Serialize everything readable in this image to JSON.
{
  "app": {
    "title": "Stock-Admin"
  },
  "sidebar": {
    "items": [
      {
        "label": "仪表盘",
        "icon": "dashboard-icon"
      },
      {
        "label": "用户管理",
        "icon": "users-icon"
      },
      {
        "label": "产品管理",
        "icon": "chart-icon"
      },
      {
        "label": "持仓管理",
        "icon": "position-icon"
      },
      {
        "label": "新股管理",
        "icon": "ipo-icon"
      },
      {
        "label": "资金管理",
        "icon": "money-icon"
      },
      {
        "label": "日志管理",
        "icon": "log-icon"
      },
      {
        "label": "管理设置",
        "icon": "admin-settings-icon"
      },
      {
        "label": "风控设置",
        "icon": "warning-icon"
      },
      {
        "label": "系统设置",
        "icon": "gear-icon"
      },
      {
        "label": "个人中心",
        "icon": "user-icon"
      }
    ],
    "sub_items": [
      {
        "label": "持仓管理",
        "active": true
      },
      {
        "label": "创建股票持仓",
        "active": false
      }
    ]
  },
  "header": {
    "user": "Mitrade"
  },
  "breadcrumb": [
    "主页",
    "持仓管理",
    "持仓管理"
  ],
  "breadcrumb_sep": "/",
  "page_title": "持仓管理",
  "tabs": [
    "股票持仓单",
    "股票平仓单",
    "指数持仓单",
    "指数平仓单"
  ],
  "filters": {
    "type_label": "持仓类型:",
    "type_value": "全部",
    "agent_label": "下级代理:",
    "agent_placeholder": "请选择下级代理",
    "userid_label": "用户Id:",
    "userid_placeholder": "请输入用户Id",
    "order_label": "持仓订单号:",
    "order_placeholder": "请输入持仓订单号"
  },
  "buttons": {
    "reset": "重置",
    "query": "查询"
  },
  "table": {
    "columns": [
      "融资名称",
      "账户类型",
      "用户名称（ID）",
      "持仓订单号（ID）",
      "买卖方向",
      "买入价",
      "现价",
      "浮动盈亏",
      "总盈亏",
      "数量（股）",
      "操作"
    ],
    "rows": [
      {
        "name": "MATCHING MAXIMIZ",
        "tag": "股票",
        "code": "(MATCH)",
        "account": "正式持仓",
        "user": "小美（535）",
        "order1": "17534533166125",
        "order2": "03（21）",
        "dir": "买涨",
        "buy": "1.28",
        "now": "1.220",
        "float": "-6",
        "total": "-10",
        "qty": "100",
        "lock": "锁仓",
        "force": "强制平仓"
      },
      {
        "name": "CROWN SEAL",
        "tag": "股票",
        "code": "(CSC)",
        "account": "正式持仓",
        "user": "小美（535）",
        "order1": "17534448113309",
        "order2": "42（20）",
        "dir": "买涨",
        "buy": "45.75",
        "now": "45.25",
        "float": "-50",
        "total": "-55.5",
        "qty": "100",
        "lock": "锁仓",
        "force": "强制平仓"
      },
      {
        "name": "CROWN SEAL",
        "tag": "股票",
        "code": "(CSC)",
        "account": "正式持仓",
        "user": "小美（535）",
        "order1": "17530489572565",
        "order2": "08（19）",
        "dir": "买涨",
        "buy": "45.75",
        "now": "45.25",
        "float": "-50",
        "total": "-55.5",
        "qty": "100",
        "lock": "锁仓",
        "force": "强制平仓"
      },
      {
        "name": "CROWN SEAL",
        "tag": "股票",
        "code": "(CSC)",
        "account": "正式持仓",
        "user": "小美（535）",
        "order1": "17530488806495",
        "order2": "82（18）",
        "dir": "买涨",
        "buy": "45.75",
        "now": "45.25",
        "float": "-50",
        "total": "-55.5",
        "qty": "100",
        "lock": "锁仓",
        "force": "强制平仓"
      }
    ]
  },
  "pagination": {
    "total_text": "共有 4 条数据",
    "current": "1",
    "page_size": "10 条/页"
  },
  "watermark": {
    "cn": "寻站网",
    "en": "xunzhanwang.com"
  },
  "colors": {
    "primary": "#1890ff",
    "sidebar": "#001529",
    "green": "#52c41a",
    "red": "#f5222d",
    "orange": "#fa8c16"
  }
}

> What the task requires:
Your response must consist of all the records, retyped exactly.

> Answer for this exercise:
Serialize everything readable in this image to JSON.
{
  "app": {
    "title": "Stock-Admin"
  },
  "sidebar": {
    "items": [
      {
        "label": "仪表盘",
        "icon": "dashboard-icon"
      },
      {
        "label": "用户管理",
        "icon": "users-icon"
      },
      {
        "label": "产品管理",
        "icon": "chart-icon"
      },
      {
        "label": "持仓管理",
        "icon": "position-icon"
      },
      {
        "label": "新股管理",
        "icon": "ipo-icon"
      },
      {
        "label": "资金管理",
        "icon": "money-icon"
      },
      {
        "label": "日志管理",
        "icon": "log-icon"
      },
      {
        "label": "管理设置",
        "icon": "admin-settings-icon"
      },
      {
        "label": "风控设置",
        "icon": "warning-icon"
      },
      {
        "label": "系统设置",
        "icon": "gear-icon"
      },
      {
        "label": "个人中心",
        "icon": "user-icon"
      }
    ],
    "sub_items": [
      {
        "label": "持仓管理",
        "active": true
      },
      {
        "label": "创建股票持仓",
        "active": false
      }
    ]
  },
  "header": {
    "user": "Mitrade"
  },
  "breadcrumb": [
    "主页",
    "持仓管理",
    "持仓管理"
  ],
  "breadcrumb_sep": "/",
  "page_title": "持仓管理",
  "tabs": [
    "股票持仓单",
    "股票平仓单",
    "指数持仓单",
    "指数平仓单"
  ],
  "filters": {
    "type_label": "持仓类型:",
    "type_value": "全部",
    "agent_label": "下级代理:",
    "agent_placeholder": "请选择下级代理",
    "userid_label": "用户Id:",
    "userid_placeholder": "请输入用户Id",
    "order_label": "持仓订单号:",
    "order_placeholder": "请输入持仓订单号"
  },
  "buttons": {
    "reset": "重置",
    "query": "查询"
  },
  "table": {
    "columns": [
      "融资名称",
      "账户类型",
      "用户名称（ID）",
      "持仓订单号（ID）",
      "买卖方向",
      "买入价",
      "现价",
      "浮动盈亏",
      "总盈亏",
      "数量（股）",
      "操作"
    ],
    "rows": [
      {
        "name": "MATCHING MAXIMIZ",
        "tag": "股票",
        "code": "(MATCH)",
        "account": "正式持仓",
        "user": "小美（535）",
        "order1": "17534533166125",
        "order2": "03（21）",
        "dir": "买涨",
        "buy": "1.28",
        "now": "1.220",
        "float": "-6",
        "total": "-10",
        "qty": "100",
        "lock": "锁仓",
        "force": "强制平仓"
      },
      {
        "name": "CROWN SEAL",
        "tag": "股票",
        "code": "(CSC)",
        "account": "正式持仓",
        "user": "小美（535）",
        "order1": "17534448113309",
        "order2": "42（20）",
        "dir": "买涨",
        "buy": "45.75",
        "now": "45.25",
        "float": "-50",
        "total": "-55.5",
        "qty": "100",
        "lock": "锁仓",
        "force": "强制平仓"
      },
      {
        "name": "CROWN SEAL",
        "tag": "股票",
        "code": "(CSC)",
        "account": "正式持仓",
        "user": "小美（535）",
        "order1": "17530489572565",
        "order2": "08（19）",
        "dir": "买涨",
        "buy": "45.75",
        "now": "45.25",
        "float": "-50",
        "total": "-55.5",
        "qty": "100",
        "lock": "锁仓",
        "force": "强制平仓"
      },
      {
        "name": "CROWN SEAL",
        "tag": "股票",
        "code": "(CSC)",
        "account": "正式持仓",
        "user": "小美（535）",
        "order1": "17530488806495",
        "order2": "82（18）",
        "dir": "买涨",
        "buy": "45.75",
        "now": "45.25",
        "float": "-50",
        "total": "-55.5",
        "qty": "100",
        "lock": "锁仓",
        "force": "强制平仓"
      }
    ]
  },
  "pagination": {
    "total_text": "共有 4 条数据",
    "current": "1",
    "page_size": "10 条/页"
  },
  "watermark": {
    "cn": "寻站网",
    "en": "xunzhanwang.com"
  },
  "colors": {
    "primary": "#1890ff",
    "sidebar": "#001529",
    "green": "#52c41a",
    "red": "#f5222d",
    "orange": "#fa8c16"
  }
}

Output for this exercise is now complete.